The manufacturer's safety director, Bob Muse, told an aviation conference in Hamilton that the helicopters had a better record than some of its rivals, but a woman who lost her son in a crash disagreed.
Mr Muse had flown out from California to speak to pilots and other aviation professionals about their fears over the helicopters.
His trip follows a series of reports that found faults with the Robinson, and it remains on a safety watchlist at the Transport Accident Investigation Commission.
In total, 18 people have been killed in what are called mast-bumping accidents involving the Robinson R22, R44 and R66 helicopters in New Zealand since 1991, prompting several government agencies such as the Department of Conservation to stop using them. The machines make up about a third of the country's helicopter fleet.
Mr Muse told the conference he cared deeply about preventing loss of life in helicopter crashes. It was horrible and tragic, he said; it was like losing a member of the family.
However, he said the helicopters were safer than those of some other brands and insisted New Zealand had to face up to pilot behaviour as the elephant in the room.
"Because of the practice of flying this machine outside its design limitation, New Zealand pilots became desensitised to the hazard of low-g pushover manoeuvres - that is our belief," he said.

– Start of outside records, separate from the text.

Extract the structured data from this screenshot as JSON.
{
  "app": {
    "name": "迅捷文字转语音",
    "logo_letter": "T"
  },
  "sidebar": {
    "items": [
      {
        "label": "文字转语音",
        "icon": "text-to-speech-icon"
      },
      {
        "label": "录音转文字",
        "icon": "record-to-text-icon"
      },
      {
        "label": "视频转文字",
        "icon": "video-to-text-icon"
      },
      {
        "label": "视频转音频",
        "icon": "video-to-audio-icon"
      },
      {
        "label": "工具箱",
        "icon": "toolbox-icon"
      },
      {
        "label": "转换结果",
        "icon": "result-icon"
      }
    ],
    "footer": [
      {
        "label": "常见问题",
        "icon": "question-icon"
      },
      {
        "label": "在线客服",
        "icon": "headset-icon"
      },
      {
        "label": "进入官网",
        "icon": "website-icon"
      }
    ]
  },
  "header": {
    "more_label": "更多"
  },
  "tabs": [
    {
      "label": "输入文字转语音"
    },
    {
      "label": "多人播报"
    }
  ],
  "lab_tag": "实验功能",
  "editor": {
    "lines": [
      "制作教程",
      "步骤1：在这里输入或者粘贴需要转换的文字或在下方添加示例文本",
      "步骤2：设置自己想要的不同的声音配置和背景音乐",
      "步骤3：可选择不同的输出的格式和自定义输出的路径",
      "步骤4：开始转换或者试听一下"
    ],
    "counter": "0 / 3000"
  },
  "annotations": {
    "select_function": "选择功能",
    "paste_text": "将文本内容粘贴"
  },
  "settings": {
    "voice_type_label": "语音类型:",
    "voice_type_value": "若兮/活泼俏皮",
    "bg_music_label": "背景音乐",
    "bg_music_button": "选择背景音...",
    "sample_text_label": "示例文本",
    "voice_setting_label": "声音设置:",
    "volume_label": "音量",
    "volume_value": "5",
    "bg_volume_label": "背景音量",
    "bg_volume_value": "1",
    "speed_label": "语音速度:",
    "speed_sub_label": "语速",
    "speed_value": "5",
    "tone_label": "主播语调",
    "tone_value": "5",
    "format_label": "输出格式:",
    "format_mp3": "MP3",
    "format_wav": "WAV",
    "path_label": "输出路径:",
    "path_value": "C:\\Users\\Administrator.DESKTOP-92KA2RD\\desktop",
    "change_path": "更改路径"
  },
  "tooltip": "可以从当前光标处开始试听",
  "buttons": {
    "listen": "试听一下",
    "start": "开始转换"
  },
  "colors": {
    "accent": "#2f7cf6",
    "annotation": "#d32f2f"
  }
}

Mr Muse showed a video of this kind of behaviour, in which a pilot deliberately caused his craft to swoop about the sky, reducing the helicopter's g-force to a dangerous level.
Not all accidents were caused by this sort of reckless behaviour, he said. Some were caused by inexperience, and others had unknown causes.
Louisa Patterson's son, James, was killed in a Robinson R44 crash near Queenstown in 2015 along with his friend, Steve Combe. She rejected Mr Muse's defence.
Since that crash there had been 118 similar accidents around the world, leading to 65 fatalities, 44 of which were due to unexplained in-flight break-ups, she said.
"And that is not New Zealand, that is America, Russia, the Czech Republic, Poland, Canada, New Zealand, South Africa, so this is not a New Zealand problem."
Mr Muse responded by saying 44 fatalities was a tiny fraction of the 35 million flying hours that pilots flying the helicopters had built up.
The meeting then became very heated and media were asked to leave.
Outside the meeting, Aviation New Zealand chief executive John Nicholson said the debate was important.
He said the stand-off over the machines' safety was dragging on - some people liked them, others did not - and was causing the people who owned Robinsons and those who serviced them serious financial difficulties.